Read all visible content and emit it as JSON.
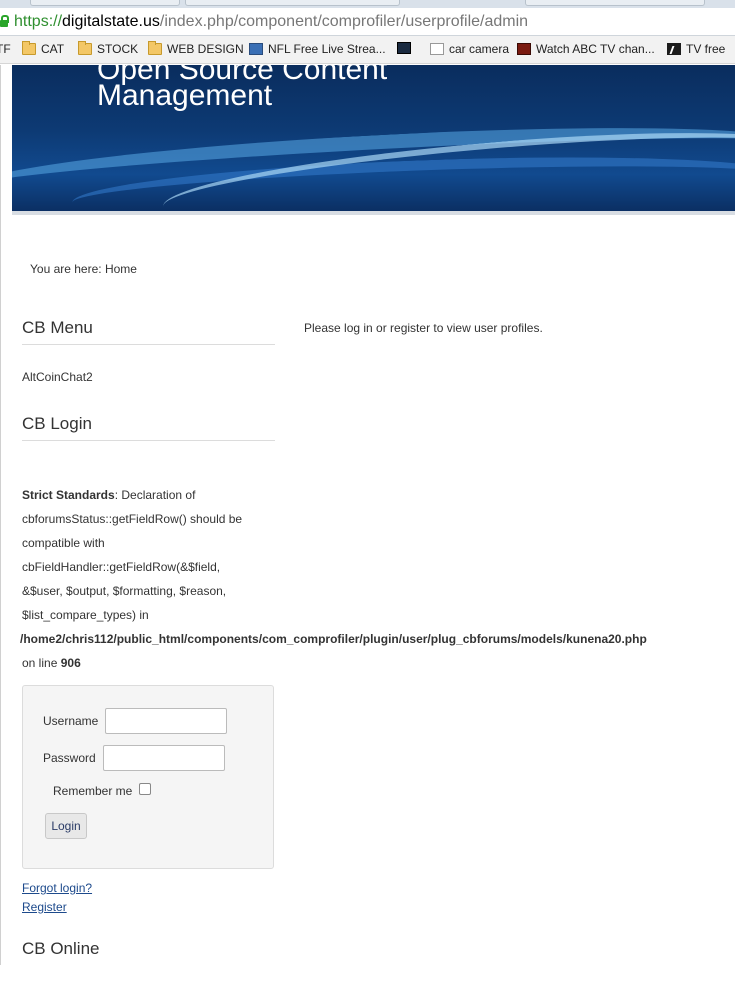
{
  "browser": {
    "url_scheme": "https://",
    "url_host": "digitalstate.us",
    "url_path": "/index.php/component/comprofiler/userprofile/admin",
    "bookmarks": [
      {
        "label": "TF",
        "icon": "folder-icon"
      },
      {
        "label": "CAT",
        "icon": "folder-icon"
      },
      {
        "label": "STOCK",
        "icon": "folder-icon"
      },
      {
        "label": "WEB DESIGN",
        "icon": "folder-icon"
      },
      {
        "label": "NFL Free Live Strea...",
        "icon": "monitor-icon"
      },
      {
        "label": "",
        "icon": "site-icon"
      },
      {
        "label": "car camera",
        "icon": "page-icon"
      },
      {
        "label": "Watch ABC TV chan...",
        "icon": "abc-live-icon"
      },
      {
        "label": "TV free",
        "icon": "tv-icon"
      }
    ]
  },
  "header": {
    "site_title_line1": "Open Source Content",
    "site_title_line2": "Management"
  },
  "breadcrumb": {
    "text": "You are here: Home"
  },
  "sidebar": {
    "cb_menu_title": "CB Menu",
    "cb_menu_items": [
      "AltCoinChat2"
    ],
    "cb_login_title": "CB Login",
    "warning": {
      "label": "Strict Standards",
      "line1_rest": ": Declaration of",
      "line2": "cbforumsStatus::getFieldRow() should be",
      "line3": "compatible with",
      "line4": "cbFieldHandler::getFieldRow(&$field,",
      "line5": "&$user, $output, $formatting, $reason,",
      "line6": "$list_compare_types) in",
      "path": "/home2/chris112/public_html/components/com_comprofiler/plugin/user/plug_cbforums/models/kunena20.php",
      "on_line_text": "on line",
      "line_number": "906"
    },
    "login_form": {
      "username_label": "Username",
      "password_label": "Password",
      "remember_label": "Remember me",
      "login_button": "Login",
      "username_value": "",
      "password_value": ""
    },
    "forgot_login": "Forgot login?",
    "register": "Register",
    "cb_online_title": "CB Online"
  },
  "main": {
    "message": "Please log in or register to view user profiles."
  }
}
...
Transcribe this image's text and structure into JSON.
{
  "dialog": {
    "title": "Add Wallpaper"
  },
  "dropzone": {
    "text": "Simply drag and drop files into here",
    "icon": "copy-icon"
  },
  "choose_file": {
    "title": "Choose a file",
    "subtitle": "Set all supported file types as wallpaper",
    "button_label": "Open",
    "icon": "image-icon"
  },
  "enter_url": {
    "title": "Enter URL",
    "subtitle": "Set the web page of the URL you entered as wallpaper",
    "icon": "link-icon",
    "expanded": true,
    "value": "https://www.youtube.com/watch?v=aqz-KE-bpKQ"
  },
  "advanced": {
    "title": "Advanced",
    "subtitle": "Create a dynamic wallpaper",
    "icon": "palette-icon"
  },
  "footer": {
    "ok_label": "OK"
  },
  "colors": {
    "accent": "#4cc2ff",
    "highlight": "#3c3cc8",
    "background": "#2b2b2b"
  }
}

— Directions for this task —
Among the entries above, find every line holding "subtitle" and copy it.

— Result —
    "subtitle": "Set all supported file types as wallpaper",
    "subtitle": "Set the web page of the URL you entered as wallpaper",
    "subtitle": "Create a dynamic wallpaper",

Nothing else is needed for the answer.